On the influence of other photographers part 1.

We are all influenced by our surroundings. The choices we make and the paths we follow almost always have a precedent in our memories, otherwise the very idea of taking an image with a camera would probably not occur to us. 

On a superficial level, deciding who your "hero's" are (hate that over used and often in appropriate term), can help you decode the why of your own technique. It is never helpful to simply copy others, but it is nearly impossible to be inspired by someone else's work and then completely remove those memories from your mental library when working your self.

I am going to, as a mental exercise for myself, look at those image makers that I like and try to de-cypher their influence on me. 

Sam Abel

The work of less well known, quietly spoken National Geographic photographer and editor Sam Abel came at a formative time for me. He arrived fully in book form, mentioned I think in a magazine article (popular photography some time in the '80's?), way back before the internet anyway. The article talked about his method of composing from "back to front", making sure that all of the elements of an image work toward the whole (see my book review also). At the time, the term bokeh was not (invented) in our photographic consciousness, but the back-front thing started me looking at the frame as a whole, reaching it's logical fulfilment when I became bokeh aware (or, maybe like most image makers, I was already, I just didn't know what I was responding to).

Maybe a bit Abelish? No real attention to the back ground except to make sure it was in focus enough to contribute and an awareness that depth of field was compositionally required or desired.  Definitely not as deliberate, but the "filmy" colour and location remind me of his work a bit.

Maybe a bit Abelish? No real attention to the back ground except to make sure it was in focus enough to contribute and an awareness that depth of field was compositionally required or desired.  Definitely not as deliberate, but the "filmy" colour and location remind me of his work a bit.

Lots of depth, but no real strength in subject. Not really Abel?

Lots of depth, but no real strength in subject. Not really Abel?

His quote "I believe in the staying power of the quieter image" became a sort of mantra and a confirmation of my own philosophy, that quiet observation and minimum intrusion is the path I am most comfortable with and that it gets the images I like the most.

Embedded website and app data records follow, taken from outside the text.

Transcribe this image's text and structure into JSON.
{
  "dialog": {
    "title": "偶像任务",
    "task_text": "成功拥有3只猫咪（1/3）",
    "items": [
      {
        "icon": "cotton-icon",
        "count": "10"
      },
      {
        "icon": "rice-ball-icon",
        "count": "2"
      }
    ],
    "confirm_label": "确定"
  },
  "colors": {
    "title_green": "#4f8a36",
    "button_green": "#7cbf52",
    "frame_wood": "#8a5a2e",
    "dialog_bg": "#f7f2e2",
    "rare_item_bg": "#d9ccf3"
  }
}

What have I learned from him; His use of light and depth to make simple looking, but deeply complicated compositions definitely influenced how I see and how I think between shoots, but I cannot confess being a master of his technique. I am aware, more than ever after writing this, that I need to re visit his philosophy as my own style has drifted towards the shallow depth of field portrait style to my own detriment. Backgrounds are key and often forgotten.

Michael Kenna

Michael Kenna came to me later in my early years, towards the end of the film era and after the influence of the classic American greats (Adams etc) and the National Geo "big book" photographers (Art Wolfe and Jim Brandenburg). What he shows us is that anything can be photogenic, even the ugly and mundane. A bit of stone path, the stacks from a power station, a swing set, a lone tree in the snow or a wooden fence, taken sometimes after dark or in strong mist with long exposure technique, using what ever grain and character is provided by film. He only works in black and white 35mm or medium format film with mechanical cameras, but can make a work of art out of nothing really. Ugly and boring are no excuse, look harder with an open mind.

His style has been copied a lot in the film and digital eras, especially in the last few years due to advances in digital cameras, so his work can look to some like just another in a crowd of many, but consider this; I bought his 20 year retrospective book over 20 years ago. When he emerged, there was nothing like his work except much older images taken with view cameras on glacially slow film stock through necessity. The most notable of his contemporaries is Michael Levitt, who uses a similar style shot on large format film. 

Not in the same league and technically flawed (see my previous post about sharpness), but taken with lessons learned from his work.

Not in the same league and technically flawed (see my previous post about sharpness), but taken with lessons learned from his work.

What I take from his work is; simplicity (emphasis on minimalism in composition and tones), clarity of vision, not accepting technical limitations, but embarrassing them and then doing the work required to hone these can make a great image out of almost anything. he stresses the value of post production in the darkroom, so in a way he is the natural grandfather to the photoshop era. Many (not all) of the colour photographers of his day shot slide film stock and very few processed their work, leaving it to lab technicians and printers, but the black and white masters were the ones who followed the process all the way through, like we do today.

Probably a bit more along the lines of creative manipulation. Taken as a bright and sunny day image.

Probably a bit more along the lines of creative manipulation. Taken as a bright and sunny day image.

So endeth part 1.